My life has been
an essential tremor, this shaking in my right hand I can’t control.
It passes through me
like an inner wind or one-thousand-volt alternating current.
No one knows
what causes it. I inherited it from my father, who by the end
could barely hold
a cup of coffee without it sloshing over. I can barely hold a pen.
My handwriting resembles
a seismogram of Popocatépetl erupting. The tremor worsens when I use
my hand. The doctors say
the shaking may spread to legs or head until I’m one of those pop-culture
mad Alfred E. Neuman, or Mr. Bean—who can’t stop nodding
in the rear windows
of cars going 90 mph on Los Angeles’s freeways, their four-level

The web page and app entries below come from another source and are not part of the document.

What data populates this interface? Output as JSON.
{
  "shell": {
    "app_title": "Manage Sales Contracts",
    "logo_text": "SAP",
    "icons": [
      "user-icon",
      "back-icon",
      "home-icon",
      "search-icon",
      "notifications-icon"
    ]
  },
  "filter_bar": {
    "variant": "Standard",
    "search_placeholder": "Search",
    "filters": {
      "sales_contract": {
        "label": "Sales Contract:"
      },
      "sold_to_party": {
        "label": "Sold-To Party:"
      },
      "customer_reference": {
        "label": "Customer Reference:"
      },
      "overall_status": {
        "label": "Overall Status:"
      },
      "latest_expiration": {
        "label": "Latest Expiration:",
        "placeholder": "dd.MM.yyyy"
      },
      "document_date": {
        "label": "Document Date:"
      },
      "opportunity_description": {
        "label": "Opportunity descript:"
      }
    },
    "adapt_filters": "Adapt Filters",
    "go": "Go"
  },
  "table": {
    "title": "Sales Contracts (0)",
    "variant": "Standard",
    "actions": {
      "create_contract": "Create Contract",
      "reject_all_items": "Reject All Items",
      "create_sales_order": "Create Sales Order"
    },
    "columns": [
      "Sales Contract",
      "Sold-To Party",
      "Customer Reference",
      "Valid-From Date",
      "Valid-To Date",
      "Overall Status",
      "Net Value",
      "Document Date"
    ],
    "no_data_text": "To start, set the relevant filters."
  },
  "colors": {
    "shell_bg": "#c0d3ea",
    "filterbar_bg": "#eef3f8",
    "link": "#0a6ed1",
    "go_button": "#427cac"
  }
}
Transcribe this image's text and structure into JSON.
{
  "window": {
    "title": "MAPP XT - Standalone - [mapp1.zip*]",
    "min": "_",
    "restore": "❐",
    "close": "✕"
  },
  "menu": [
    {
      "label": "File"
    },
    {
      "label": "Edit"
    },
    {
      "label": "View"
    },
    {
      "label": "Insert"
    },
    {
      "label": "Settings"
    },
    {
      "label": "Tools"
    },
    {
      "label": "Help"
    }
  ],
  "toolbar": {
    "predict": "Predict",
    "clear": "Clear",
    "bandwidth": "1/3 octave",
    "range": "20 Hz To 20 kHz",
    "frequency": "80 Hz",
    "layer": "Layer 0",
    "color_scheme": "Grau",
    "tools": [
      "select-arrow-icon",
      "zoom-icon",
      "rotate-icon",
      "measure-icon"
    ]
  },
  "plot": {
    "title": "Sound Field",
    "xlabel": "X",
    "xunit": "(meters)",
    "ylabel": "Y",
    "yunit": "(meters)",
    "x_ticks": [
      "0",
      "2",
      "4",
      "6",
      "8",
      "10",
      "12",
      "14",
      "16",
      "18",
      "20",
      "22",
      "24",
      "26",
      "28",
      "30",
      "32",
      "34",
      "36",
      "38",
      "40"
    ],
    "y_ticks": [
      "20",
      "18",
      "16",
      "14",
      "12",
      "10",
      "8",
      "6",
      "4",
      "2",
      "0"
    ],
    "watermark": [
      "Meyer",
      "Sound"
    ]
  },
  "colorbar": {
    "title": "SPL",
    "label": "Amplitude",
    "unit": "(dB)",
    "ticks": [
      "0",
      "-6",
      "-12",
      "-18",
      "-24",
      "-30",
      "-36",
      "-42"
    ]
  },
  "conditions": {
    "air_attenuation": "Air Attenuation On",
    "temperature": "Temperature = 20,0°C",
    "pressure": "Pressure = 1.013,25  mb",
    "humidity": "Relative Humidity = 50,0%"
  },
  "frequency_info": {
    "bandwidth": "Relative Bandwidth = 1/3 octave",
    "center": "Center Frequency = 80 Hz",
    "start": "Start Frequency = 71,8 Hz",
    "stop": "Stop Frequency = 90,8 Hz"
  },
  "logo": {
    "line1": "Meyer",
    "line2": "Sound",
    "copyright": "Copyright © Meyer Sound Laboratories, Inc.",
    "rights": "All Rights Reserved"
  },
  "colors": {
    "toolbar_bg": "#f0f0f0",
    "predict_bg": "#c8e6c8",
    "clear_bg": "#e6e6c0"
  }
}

I’ve learned to shave with my left hand. This morning I woke from a dream
in which I was driving
a road I had never been on before. It wound past green velvety mountains
on one side
and on the other followed a shoreline with many bays and inlets. Golden
everywhere, on the ocean and on the mountains that descended
to the ocean.
Ahead the road rose sharply up a hill that I couldn’t see over.
and realized too late that the road stopped at the top
without any yellow
caution signs. I found myself falling in my car down a cliff.
Mountains and ocean
blurred. World rushed past me, a blue-green-golden smear.
As I fell, I thought
that my life would last only a few more seconds. As I fell,
a voice outside myself
asked if I regretted never having purchased a motorcycle. I never
hit the bottom
of that cliff. I woke up and remembered thinking that I regretted
that I was happy for the first time in my life as I traveled that road
I had never been on
before. I woke next to a woman I love, whose easy breathing was
one third snoring,
one third purring, one third the chortling of mourning doves. I got up
to write down my dream
and found that it had snowed overnight. An inch of snow covered
the yellow buds
of daffodils. But I had checked the forecast and knew it would melt.
The shivering daffodils
will open into double blossoms on schedule, the dirt keep dreaming
its millions of flowers.
For the long seconds of the rest of my life, I’ll keep accelerating—according
to the laws of physics—
at a rate proportional to the square of elapsed time until I reach
my terminal velocity
and, like all falling bodies, come to rest in the dirt from which daffodils erupt
and to which they too shall soon return.